DATA UNDER STUDY
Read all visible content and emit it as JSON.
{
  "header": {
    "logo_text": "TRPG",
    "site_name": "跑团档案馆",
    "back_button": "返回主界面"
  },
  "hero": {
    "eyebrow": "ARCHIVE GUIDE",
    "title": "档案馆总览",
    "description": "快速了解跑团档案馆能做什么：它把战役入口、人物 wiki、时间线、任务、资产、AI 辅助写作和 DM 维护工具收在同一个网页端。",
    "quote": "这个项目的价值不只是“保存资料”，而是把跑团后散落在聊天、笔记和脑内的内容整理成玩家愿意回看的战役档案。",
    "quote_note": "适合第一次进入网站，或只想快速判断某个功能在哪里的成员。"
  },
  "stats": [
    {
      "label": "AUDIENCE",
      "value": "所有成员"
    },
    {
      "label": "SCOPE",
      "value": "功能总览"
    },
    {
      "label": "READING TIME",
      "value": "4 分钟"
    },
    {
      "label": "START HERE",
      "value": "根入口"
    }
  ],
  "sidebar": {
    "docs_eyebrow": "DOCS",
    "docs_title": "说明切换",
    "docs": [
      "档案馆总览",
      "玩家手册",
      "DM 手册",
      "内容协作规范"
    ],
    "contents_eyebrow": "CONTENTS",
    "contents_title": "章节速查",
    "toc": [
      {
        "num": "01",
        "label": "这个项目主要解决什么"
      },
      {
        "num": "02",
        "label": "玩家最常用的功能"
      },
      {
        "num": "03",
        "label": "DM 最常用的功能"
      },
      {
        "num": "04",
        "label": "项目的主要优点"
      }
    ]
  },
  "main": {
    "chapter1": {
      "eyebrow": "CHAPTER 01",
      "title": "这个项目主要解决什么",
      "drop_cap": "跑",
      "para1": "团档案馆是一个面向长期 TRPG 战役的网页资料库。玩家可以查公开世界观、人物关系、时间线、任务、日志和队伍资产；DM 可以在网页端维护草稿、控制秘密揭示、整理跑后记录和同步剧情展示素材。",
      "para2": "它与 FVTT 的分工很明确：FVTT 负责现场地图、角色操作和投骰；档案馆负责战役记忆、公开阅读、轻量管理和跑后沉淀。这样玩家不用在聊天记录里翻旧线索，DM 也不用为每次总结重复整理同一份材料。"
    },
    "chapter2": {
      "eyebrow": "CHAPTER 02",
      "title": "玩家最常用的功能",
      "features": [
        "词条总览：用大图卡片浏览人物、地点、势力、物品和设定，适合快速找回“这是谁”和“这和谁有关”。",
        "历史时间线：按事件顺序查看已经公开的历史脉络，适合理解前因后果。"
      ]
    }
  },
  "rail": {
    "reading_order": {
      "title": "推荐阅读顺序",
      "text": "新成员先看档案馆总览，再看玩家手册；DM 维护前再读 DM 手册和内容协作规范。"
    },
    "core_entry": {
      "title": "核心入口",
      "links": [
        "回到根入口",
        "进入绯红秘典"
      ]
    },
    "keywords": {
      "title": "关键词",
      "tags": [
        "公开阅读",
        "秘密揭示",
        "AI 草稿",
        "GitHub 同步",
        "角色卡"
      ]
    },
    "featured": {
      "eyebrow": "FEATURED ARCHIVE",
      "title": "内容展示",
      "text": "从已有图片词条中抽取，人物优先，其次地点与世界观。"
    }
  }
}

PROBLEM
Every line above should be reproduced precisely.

TASK RESPONSE
Read all visible content and emit it as JSON.
{
  "header": {
    "logo_text": "TRPG",
    "site_name": "跑团档案馆",
    "back_button": "返回主界面"
  },
  "hero": {
    "eyebrow": "ARCHIVE GUIDE",
    "title": "档案馆总览",
    "description": "快速了解跑团档案馆能做什么：它把战役入口、人物 wiki、时间线、任务、资产、AI 辅助写作和 DM 维护工具收在同一个网页端。",
    "quote": "这个项目的价值不只是“保存资料”，而是把跑团后散落在聊天、笔记和脑内的内容整理成玩家愿意回看的战役档案。",
    "quote_note": "适合第一次进入网站，或只想快速判断某个功能在哪里的成员。"
  },
  "stats": [
    {
      "label": "AUDIENCE",
      "value": "所有成员"
    },
    {
      "label": "SCOPE",
      "value": "功能总览"
    },
    {
      "label": "READING TIME",
      "value": "4 分钟"
    },
    {
      "label": "START HERE",
      "value": "根入口"
    }
  ],
  "sidebar": {
    "docs_eyebrow": "DOCS",
    "docs_title": "说明切换",
    "docs": [
      "档案馆总览",
      "玩家手册",
      "DM 手册",
      "内容协作规范"
    ],
    "contents_eyebrow": "CONTENTS",
    "contents_title": "章节速查",
    "toc": [
      {
        "num": "01",
        "label": "这个项目主要解决什么"
      },
      {
        "num": "02",
        "label": "玩家最常用的功能"
      },
      {
        "num": "03",
        "label": "DM 最常用的功能"
      },
      {
        "num": "04",
        "label": "项目的主要优点"
      }
    ]
  },
  "main": {
    "chapter1": {
      "eyebrow": "CHAPTER 01",
      "title": "这个项目主要解决什么",
      "drop_cap": "跑",
      "para1": "团档案馆是一个面向长期 TRPG 战役的网页资料库。玩家可以查公开世界观、人物关系、时间线、任务、日志和队伍资产；DM 可以在网页端维护草稿、控制秘密揭示、整理跑后记录和同步剧情展示素材。",
      "para2": "它与 FVTT 的分工很明确：FVTT 负责现场地图、角色操作和投骰；档案馆负责战役记忆、公开阅读、轻量管理和跑后沉淀。这样玩家不用在聊天记录里翻旧线索，DM 也不用为每次总结重复整理同一份材料。"
    },
    "chapter2": {
      "eyebrow": "CHAPTER 02",
      "title": "玩家最常用的功能",
      "features": [
        "词条总览：用大图卡片浏览人物、地点、势力、物品和设定，适合快速找回“这是谁”和“这和谁有关”。",
        "历史时间线：按事件顺序查看已经公开的历史脉络，适合理解前因后果。"
      ]
    }
  },
  "rail": {
    "reading_order": {
      "title": "推荐阅读顺序",
      "text": "新成员先看档案馆总览，再看玩家手册；DM 维护前再读 DM 手册和内容协作规范。"
    },
    "core_entry": {
      "title": "核心入口",
      "links": [
        "回到根入口",
        "进入绯红秘典"
      ]
    },
    "keywords": {
      "title": "关键词",
      "tags": [
        "公开阅读",
        "秘密揭示",
        "AI 草稿",
        "GitHub 同步",
        "角色卡"
      ]
    },
    "featured": {
      "eyebrow": "FEATURED ARCHIVE",
      "title": "内容展示",
      "text": "从已有图片词条中抽取，人物优先，其次地点与世界观。"
    }
  }
}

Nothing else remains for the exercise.